Creating a Home Theatre

There was a time when the only decent way you could see films was to go to your local cinema or movie theatre. With the invention of VHS tape, it became possible to watch films at home, either recorded from the TV, or by buying the film on a VHS tape. The quality of the picture and sound on VH tape was pretty abysmal, and so if you wanted to have a full filmic experience there was nothing for it but to go to your local movie theatre.

How things have changed! With huge Plasma/LED screens available, digital reproduction is now available to us all. Not only that but you can simulate the cinema “surround-sound” experience in your own front room with friends and family. A “home theatre” sounds grand, but it can be as grand or as modest as you want. What you go for will depend mainly on two things; your budget and the size and layout of the room you plan to install the home theatre system in.

But are we all on the same page here? What is a home theatre system? It’s actually whatever you want it to mean! Generally speaking, a home theatre system is a combination of electronic components designed to recreate the experience of watching a movie in a theatre. It’s normally composed of screen, a dvd/Blu-Ray player plus set top box, and then speakers to give you a surround sound experience (five speakers for 5.1, and more for more sophisticated sound systems).

Many people install their home theatre system in their lounge- because it is often the largest room in a home, and it’s likely that you already have a sofa and armchairs there for you and others to watch films together.

The basic necessities to create your home theatre are a minimum 27-inch or larger television, movie playing device (DVD/Blu-Ray is recommended), speakers, a surround sound capable stereo receiver, all the cables and connectors and a high-quality surge protector.

The screen should be the focus of attention and positioned at eye level (when sitting down)- I’ve seen some affixed high up a wall and you get neck strain by the end of the film!

The speakers should be positioned in accordance with the manufacturer’s instructions, and there are usually programmes for you to test each speaker and the “boom box” woofer for the bass frequencies.

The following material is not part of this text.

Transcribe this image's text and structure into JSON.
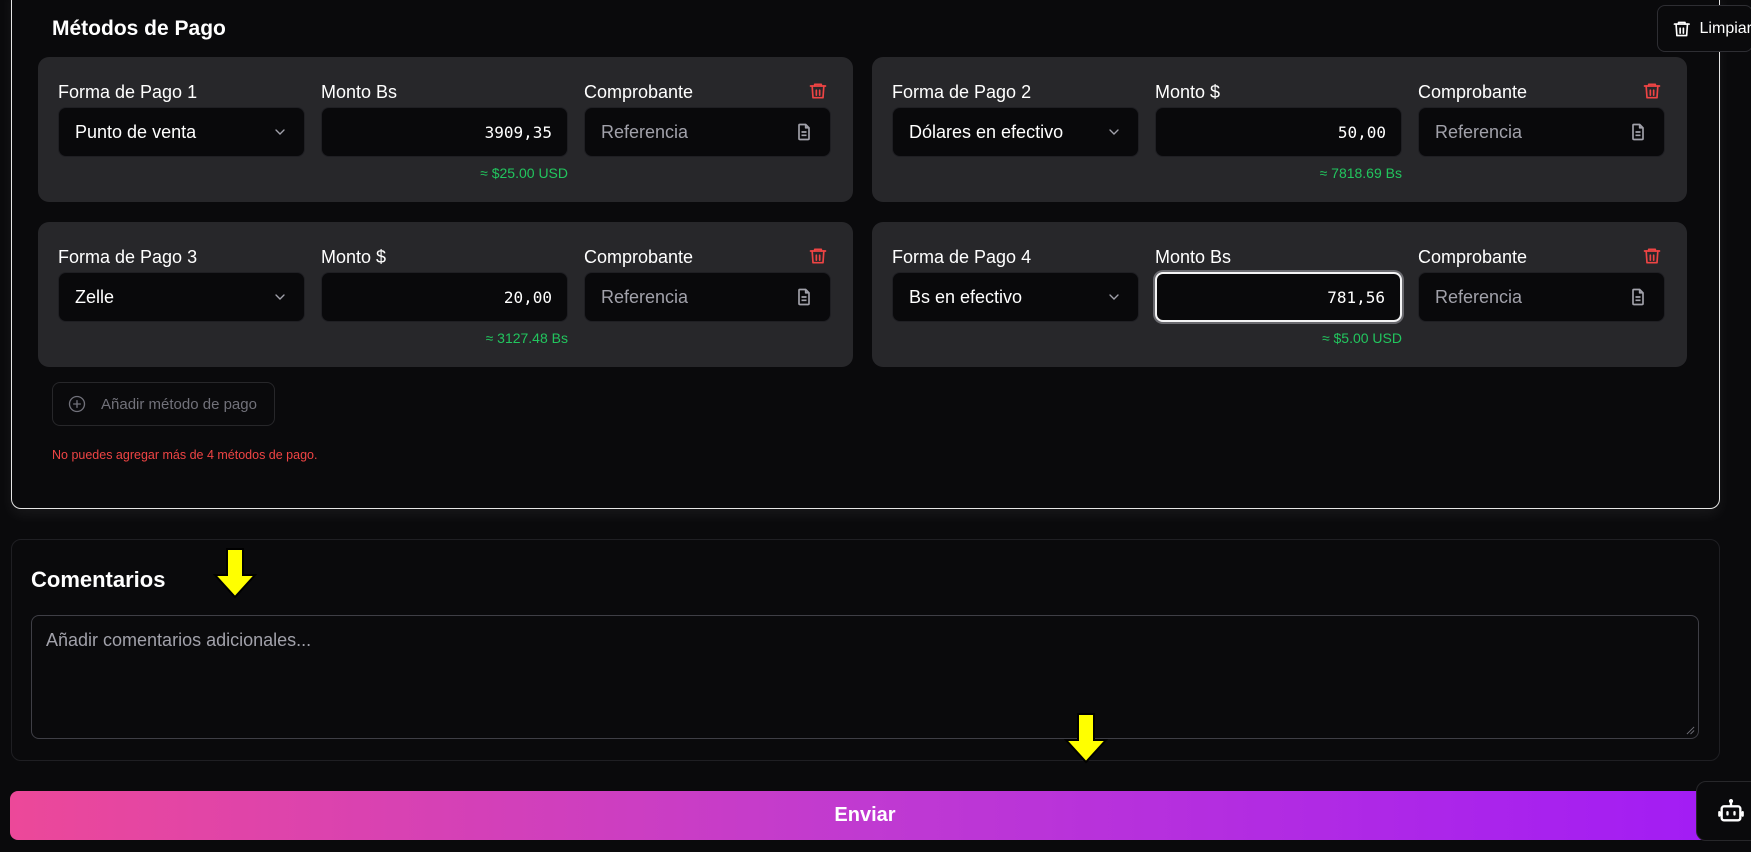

If you want to go the whole hog then you could install electric curtains that can be opened or closed with a remote, and even make sure that half-way through the film you have a popcorn break!  One consideration you’ll have to ponder is how many people could be looking at a film. Some screens are better viewed directly in front, and aren’t so good seen from the edge angles. When looking at a screen in a shop, walk right to each edge of the screen to see how the picture changes if at all. Finally, the more you pay for your screen, the better the reproduction will be… the blacks will look black and not shades of grey!